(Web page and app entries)
..............................

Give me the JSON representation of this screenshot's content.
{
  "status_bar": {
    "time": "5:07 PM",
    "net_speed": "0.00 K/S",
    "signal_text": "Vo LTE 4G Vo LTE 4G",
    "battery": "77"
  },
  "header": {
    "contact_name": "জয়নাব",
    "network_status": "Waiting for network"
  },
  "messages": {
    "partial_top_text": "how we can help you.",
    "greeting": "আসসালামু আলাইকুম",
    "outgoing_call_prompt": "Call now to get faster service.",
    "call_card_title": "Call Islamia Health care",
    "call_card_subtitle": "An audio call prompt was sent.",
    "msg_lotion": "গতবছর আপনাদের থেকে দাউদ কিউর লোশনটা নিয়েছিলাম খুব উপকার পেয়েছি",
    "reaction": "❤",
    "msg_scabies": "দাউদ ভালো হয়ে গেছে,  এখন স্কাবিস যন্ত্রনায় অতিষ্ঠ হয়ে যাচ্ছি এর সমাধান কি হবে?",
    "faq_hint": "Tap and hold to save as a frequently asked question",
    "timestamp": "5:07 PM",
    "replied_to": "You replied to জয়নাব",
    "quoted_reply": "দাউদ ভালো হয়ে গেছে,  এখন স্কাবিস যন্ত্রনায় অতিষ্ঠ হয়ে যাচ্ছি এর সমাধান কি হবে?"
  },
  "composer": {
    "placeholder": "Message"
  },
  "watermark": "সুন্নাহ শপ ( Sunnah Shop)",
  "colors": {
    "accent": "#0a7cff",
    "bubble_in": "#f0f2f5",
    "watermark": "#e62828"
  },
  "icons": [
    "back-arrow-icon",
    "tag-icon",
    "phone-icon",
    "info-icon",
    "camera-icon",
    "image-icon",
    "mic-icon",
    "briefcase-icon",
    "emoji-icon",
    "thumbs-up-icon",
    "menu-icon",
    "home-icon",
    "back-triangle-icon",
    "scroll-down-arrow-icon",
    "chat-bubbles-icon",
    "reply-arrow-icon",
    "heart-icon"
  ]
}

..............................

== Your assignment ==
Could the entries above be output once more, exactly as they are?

== Output ==
Give me the JSON representation of this screenshot's content.
{
  "status_bar": {
    "time": "5:07 PM",
    "net_speed": "0.00 K/S",
    "signal_text": "Vo LTE 4G Vo LTE 4G",
    "battery": "77"
  },
  "header": {
    "contact_name": "জয়নাব",
    "network_status": "Waiting for network"
  },
  "messages": {
    "partial_top_text": "how we can help you.",
    "greeting": "আসসালামু আলাইকুম",
    "outgoing_call_prompt": "Call now to get faster service.",
    "call_card_title": "Call Islamia Health care",
    "call_card_subtitle": "An audio call prompt was sent.",
    "msg_lotion": "গতবছর আপনাদের থেকে দাউদ কিউর লোশনটা নিয়েছিলাম খুব উপকার পেয়েছি",
    "reaction": "❤",
    "msg_scabies": "দাউদ ভালো হয়ে গেছে,  এখন স্কাবিস যন্ত্রনায় অতিষ্ঠ হয়ে যাচ্ছি এর সমাধান কি হবে?",
    "faq_hint": "Tap and hold to save as a frequently asked question",
    "timestamp": "5:07 PM",
    "replied_to": "You replied to জয়নাব",
    "quoted_reply": "দাউদ ভালো হয়ে গেছে,  এখন স্কাবিস যন্ত্রনায় অতিষ্ঠ হয়ে যাচ্ছি এর সমাধান কি হবে?"
  },
  "composer": {
    "placeholder": "Message"
  },
  "watermark": "সুন্নাহ শপ ( Sunnah Shop)",
  "colors": {
    "accent": "#0a7cff",
    "bubble_in": "#f0f2f5",
    "watermark": "#e62828"
  },
  "icons": [
    "back-arrow-icon",
    "tag-icon",
    "phone-icon",
    "info-icon",
    "camera-icon",
    "image-icon",
    "mic-icon",
    "briefcase-icon",
    "emoji-icon",
    "thumbs-up-icon",
    "menu-icon",
    "home-icon",
    "back-triangle-icon",
    "scroll-down-arrow-icon",
    "chat-bubbles-icon",
    "reply-arrow-icon",
    "heart-icon"
  ]
}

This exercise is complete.